Talc or talcum powder has been around a long time.
It is only in recent years, however, that the harmful effects of talc have been exposed.
Talc is an ingredient that is used in many products, and there have been several question marks around its safety and the presence of asbestos.
So what is talc?
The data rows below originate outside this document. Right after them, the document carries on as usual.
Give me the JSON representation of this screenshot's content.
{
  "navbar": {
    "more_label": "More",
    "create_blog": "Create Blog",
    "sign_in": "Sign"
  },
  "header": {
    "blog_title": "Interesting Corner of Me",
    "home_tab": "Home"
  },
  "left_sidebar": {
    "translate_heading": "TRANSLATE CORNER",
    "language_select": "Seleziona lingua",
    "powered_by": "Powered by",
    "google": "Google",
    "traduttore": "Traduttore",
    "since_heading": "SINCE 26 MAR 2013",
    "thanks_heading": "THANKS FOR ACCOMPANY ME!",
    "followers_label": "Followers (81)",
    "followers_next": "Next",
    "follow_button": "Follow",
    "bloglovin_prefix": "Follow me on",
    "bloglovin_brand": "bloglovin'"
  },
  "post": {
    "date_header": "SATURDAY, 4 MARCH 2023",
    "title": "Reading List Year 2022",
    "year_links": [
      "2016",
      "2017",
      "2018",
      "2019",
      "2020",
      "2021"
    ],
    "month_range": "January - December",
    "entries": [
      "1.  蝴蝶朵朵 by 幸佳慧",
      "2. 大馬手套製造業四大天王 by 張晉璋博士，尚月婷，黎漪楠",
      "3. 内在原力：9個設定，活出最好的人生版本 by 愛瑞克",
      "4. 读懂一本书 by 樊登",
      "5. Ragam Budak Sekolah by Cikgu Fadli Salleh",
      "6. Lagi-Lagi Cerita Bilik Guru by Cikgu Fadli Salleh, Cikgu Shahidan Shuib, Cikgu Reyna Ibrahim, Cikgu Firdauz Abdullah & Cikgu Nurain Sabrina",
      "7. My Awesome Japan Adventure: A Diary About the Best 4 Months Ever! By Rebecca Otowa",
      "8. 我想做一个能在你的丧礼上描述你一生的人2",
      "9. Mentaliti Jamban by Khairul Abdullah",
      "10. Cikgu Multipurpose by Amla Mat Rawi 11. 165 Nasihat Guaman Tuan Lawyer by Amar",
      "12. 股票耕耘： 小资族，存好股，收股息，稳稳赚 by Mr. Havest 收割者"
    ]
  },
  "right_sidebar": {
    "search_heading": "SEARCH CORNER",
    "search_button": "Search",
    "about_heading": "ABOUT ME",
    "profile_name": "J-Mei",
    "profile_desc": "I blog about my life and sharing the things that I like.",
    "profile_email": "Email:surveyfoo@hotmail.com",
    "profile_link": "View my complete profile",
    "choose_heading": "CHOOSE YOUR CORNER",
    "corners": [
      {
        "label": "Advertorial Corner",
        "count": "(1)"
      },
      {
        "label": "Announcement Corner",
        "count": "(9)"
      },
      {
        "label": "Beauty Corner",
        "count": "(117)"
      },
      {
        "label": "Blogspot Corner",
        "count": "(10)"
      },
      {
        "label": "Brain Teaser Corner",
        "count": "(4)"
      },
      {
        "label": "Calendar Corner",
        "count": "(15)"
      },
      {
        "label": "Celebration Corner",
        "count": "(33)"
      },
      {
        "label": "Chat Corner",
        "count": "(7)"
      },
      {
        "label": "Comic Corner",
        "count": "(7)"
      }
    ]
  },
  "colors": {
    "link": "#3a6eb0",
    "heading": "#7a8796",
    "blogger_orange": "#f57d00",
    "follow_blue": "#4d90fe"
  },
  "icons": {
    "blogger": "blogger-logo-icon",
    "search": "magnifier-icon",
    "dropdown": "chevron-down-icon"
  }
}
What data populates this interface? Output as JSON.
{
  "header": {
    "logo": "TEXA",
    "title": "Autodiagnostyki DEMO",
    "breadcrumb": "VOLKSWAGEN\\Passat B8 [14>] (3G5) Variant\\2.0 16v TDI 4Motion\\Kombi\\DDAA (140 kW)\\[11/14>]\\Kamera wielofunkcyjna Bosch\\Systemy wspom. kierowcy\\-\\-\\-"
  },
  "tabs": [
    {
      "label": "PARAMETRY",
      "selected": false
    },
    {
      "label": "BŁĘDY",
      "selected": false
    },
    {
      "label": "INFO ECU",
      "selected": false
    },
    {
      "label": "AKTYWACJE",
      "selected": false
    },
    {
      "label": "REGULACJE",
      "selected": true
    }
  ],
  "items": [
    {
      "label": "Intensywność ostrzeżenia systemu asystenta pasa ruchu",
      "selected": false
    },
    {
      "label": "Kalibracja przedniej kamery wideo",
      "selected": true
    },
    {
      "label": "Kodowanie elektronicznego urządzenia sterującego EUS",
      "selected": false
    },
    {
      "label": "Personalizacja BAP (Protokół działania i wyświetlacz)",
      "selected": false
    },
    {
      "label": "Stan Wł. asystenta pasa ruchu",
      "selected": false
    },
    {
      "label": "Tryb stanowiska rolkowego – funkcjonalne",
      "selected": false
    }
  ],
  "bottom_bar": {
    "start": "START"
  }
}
Talc is a mineral that is found underground and is the softest mineral known to man.
The problem with talc is that there is a potential that it could have been cross-contaminated with asbestos while underground.
One cancer, ovarian cancer, might have been exasperated by the use of talcum powder and several successful cases have been brought against Johnson & Johnson a leading talc brand.
So besides talcum powder in it rarest form what other products might contain talc and thus be hazardous to us.
Pressed Cosmetic Powders
Pressed cosmetic powders are now a standard product found in drug stores and on beauty counters.
Talc is a common ingredient added to pressed cosmetic powders as it creates a soft silky texture and it commonly acts as a filler.
The problem is that although cosmetic manufacturers may try to avoid talc contaminated with asbestos, there are no regulations to check commercial make up.
Many deodorants have an aluminum-based compound as part of their make up.
Because of their use under the arm it there has been concern around the incidence of breast cancer caused by the use of deodorants.
The problem is that there have been conflicting research results on the link between breast cancer and the use of deodorants.
Only one study out of three has found a link, and that was in younger women.
Talc has been a commonly used substance in the processing of foodstuffs.
As a food additive in the USA, the FDA has stated that is is ‘generally recognized as safe.’
Research in the Netherlands identified, however, that this could be a health risk.
They argue that there is an unawareness of the possible health dangers of talc in food and its inhalation.
Talc is generally used as an anti-caking agent.
There is also some concern about the use of talc in food supplements.
The assumption here is that talc or magnesium silicate used in food supplements is not contaminated with aluminum.
The problem here is that there is no requirement to be tested for purity or contamination.
A good example widely reported is the case in Japan, where talc was added to rice to stop the rice sticking together and made the rice whiter.
However, it led to a higher incidence of stomach cancer amongst Japanese men.
Talc is added to eye shadow as it helps the silky texture and makes it easy to apply.
As in the case of other cosmetics, however, as there is no regulation in determining whether talc has asbestos contamination, it is difficult to avoid.
One way is to check the ingredients on all your make up including eye shadow and look out for talc or magnesium silicate.
To conclude, it is clear that there is considerable confusion on the health impact of products that are talc-based.
More research is needed to give comfort to consumers that we are not applying or ingesting a harmful substance.